As it turned out, it was a very nice patient. He understood perfectly each of the surgeries that he had undergone and never had one bad word about the previous surgeons. He was not going after unrealistic aesthetic enhancement but just wanted achieve better function. The first surgery developed some complications that led to a wrong biting position and the subsequent surgeries could not correct it but added more collateral damage. He had a genuine physical problem that needed to be treated. However, the jaw had already had multiple surgeries and with each surgery, the blood supply to the bone diminished a bit more. My main concern is that the bone may not heal if surgery is done again. We tried other treatment such as pain management with a pain specialist, jaw repositioning splints with a prosthodontist, etc. After several months, and quite few flights in and out of Singapore, he decided that he still want to have surgery. I did another round of orthognathic surgery for her but as expected, healing was compromised and delayed and we spend quite a bit of time managing the complications. Some of my colleagues thought that I was crazy to do the surgery but I felt that she has a physical problem that needed surgery and I was happy to help. Despite a difficult recovery, he was a grateful patient who still sends me Christmas cards.

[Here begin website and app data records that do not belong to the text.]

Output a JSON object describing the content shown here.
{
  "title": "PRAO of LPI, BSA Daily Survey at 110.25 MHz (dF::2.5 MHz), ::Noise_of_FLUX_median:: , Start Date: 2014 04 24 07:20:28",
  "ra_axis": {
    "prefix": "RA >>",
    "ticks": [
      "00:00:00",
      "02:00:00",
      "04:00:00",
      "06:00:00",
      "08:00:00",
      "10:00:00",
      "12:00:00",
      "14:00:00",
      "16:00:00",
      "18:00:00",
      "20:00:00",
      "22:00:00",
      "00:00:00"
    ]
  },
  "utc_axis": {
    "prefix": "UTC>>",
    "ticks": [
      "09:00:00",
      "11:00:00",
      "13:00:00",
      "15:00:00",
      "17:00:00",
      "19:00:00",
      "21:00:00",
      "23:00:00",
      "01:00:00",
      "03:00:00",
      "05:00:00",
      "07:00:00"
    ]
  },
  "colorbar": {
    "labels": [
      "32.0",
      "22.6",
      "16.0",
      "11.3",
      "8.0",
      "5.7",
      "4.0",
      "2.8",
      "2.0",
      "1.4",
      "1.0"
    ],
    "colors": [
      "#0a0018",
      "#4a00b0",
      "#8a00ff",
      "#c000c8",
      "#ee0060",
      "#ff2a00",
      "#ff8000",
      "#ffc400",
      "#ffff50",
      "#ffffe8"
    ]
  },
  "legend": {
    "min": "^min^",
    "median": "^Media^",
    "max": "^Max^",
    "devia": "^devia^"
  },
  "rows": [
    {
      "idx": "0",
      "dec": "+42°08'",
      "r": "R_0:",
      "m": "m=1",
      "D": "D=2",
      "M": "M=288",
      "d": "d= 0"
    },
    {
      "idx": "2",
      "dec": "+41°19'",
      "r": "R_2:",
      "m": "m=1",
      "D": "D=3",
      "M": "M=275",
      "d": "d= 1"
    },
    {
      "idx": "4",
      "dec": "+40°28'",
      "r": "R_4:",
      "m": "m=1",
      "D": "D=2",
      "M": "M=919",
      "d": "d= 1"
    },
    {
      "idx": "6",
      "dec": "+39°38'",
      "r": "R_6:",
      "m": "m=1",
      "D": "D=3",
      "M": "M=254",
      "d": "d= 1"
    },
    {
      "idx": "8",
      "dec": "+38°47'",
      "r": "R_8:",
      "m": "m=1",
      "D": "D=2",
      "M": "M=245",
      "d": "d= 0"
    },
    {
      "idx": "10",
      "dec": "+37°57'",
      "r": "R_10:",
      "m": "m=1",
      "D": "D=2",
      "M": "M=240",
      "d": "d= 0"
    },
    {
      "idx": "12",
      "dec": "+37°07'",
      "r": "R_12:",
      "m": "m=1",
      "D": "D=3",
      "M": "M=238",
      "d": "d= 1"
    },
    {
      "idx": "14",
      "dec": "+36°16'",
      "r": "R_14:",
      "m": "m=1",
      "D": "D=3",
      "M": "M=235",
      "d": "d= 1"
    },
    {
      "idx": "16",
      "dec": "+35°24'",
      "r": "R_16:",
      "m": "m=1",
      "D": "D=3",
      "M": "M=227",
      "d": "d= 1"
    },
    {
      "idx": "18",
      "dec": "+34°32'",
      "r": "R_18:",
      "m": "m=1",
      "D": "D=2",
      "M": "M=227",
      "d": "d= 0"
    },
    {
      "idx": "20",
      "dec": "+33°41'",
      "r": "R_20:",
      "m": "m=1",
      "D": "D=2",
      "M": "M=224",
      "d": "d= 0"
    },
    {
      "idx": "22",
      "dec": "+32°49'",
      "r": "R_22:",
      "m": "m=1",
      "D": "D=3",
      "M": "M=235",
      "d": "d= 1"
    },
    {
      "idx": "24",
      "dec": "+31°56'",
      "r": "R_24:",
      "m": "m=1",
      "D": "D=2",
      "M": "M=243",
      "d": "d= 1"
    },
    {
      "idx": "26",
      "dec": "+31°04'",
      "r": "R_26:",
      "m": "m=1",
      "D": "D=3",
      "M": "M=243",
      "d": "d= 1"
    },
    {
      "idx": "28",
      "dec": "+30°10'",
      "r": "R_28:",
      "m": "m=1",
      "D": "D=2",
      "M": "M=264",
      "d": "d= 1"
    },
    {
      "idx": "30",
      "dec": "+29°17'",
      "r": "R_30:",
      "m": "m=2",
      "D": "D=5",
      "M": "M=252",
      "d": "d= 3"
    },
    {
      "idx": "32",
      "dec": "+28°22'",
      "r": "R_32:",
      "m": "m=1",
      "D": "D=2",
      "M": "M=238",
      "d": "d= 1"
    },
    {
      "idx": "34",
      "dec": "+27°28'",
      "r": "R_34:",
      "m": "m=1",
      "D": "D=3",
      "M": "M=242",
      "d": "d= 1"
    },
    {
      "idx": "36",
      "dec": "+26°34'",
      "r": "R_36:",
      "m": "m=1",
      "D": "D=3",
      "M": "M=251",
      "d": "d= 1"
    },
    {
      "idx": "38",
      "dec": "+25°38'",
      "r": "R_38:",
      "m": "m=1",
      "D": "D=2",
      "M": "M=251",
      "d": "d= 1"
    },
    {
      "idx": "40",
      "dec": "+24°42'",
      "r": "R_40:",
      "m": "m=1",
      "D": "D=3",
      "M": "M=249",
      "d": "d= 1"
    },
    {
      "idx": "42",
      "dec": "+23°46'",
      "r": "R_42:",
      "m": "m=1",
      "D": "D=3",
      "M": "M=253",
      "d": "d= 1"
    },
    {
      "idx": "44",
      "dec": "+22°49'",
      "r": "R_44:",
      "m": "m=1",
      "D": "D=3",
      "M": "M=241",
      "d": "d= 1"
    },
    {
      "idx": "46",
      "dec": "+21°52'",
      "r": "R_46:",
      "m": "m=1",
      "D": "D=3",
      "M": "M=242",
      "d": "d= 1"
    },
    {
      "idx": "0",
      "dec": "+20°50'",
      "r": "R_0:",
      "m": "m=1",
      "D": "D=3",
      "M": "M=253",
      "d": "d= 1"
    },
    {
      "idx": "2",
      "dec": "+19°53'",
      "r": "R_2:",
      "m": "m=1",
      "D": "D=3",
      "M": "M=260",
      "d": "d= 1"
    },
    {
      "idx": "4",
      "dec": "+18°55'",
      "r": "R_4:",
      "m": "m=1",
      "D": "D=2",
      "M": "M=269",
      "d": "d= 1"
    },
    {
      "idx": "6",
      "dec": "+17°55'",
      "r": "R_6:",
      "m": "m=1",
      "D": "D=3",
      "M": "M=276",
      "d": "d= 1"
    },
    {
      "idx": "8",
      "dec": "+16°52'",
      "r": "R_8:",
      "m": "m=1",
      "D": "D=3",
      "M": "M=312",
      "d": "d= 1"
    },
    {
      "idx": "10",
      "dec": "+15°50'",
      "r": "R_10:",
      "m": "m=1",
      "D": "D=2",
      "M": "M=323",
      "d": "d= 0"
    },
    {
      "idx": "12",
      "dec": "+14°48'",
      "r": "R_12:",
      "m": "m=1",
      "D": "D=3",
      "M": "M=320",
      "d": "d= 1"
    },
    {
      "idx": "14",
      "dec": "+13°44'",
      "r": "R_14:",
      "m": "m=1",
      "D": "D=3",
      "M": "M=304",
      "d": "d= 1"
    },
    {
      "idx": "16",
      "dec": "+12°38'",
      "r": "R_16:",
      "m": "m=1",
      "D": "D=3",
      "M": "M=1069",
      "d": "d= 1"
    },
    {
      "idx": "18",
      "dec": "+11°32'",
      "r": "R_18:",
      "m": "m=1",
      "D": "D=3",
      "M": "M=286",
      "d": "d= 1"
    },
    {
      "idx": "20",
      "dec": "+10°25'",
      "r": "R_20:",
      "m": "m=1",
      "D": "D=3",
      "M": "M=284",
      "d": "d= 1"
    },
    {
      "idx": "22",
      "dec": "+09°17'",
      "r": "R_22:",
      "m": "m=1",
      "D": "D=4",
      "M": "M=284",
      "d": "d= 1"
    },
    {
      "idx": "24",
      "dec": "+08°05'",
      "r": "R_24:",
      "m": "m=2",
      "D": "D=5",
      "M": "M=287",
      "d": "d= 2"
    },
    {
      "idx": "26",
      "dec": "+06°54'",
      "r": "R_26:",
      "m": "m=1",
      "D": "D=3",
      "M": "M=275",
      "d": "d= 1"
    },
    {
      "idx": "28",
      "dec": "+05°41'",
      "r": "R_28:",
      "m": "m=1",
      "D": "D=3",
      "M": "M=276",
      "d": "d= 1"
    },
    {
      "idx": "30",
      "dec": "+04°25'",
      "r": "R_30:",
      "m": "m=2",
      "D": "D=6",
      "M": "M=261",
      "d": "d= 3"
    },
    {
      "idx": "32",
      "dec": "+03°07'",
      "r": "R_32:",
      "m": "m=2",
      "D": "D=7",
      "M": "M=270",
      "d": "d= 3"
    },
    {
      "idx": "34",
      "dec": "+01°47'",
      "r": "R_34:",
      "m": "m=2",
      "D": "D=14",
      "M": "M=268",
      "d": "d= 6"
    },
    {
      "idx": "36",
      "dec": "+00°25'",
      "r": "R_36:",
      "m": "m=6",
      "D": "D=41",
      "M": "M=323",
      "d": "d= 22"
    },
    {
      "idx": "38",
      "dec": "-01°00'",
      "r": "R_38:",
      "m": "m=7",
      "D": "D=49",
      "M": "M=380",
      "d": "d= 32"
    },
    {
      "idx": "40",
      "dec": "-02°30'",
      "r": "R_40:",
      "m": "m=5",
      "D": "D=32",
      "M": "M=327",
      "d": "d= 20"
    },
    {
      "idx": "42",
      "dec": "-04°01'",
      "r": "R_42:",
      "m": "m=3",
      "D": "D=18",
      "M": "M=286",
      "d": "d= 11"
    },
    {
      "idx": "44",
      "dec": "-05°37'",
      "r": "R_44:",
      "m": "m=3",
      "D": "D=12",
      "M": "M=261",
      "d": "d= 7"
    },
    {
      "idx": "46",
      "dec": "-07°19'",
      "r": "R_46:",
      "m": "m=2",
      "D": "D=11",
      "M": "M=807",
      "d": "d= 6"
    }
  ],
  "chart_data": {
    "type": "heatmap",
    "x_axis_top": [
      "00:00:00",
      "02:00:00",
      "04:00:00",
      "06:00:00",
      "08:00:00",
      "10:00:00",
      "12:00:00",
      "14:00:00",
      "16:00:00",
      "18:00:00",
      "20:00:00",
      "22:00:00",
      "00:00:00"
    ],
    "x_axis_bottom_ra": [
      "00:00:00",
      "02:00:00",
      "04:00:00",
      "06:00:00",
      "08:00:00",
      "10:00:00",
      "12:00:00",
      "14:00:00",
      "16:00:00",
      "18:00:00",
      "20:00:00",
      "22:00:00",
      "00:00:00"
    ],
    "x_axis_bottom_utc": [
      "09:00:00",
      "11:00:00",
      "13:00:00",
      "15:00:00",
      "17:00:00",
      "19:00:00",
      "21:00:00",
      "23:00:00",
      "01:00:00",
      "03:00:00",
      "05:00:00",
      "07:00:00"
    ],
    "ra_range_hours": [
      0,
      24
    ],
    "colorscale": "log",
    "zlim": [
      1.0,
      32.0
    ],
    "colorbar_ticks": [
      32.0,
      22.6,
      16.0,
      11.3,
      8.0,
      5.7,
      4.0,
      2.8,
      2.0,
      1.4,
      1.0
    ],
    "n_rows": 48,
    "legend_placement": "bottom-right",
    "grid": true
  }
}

Re-doing to enhance aesthetics
Not all my re-do patients are happy. I have had a patient (another medical tourist), who had undergone corrective jaw surgery many years ago. She was not happy with the results and after ten years decided to have a second surgery. Unlike the earlier patient, she did not have an obvious physical deformity. However, she was very clear about what she wants and she can describe to me in vivid detail what she did not like and what she wanted to change. We did a few rounds of consult to discuss the surgery and she finally decided to proceed with the surgery. As there was only one round of surgery done and it was ten years ago, the tissues were not significantly altered. There was only minor challenges during the surgery from the scarring and fixation plates used in the previous surgery but everything went well. There was no complication in the healing process and the patient was happy with what she saw in the mirror. However, a few weeks later, she changed her mind and requested for some minor changes to the position of the jaw. I explained that another round of surgery was not good for her. The patient was unhappy and I was feeling miserable, regretting my decision to do the surgery.
Moral of the story
Revising or resurgery to “fix” previous corrective jaw surgery is tricky. It is technically more difficult due to the scarring of tissues, altered anatomy, compromised blood supply, buried fixation plates and screws from previous surgeries. However, beyond the technical difficulties, the patient’s mentality plays an even more important role. If there is a readily perceptible deformity, re-doing the surgery will usually benefit the patient. However, in situations where the patient does not have a manifestly obvious physical deformity and the objective is to changed one normal appearance to another normal but more preferred appearance, the benefit of a repeat orthognathic surgery may be questionable.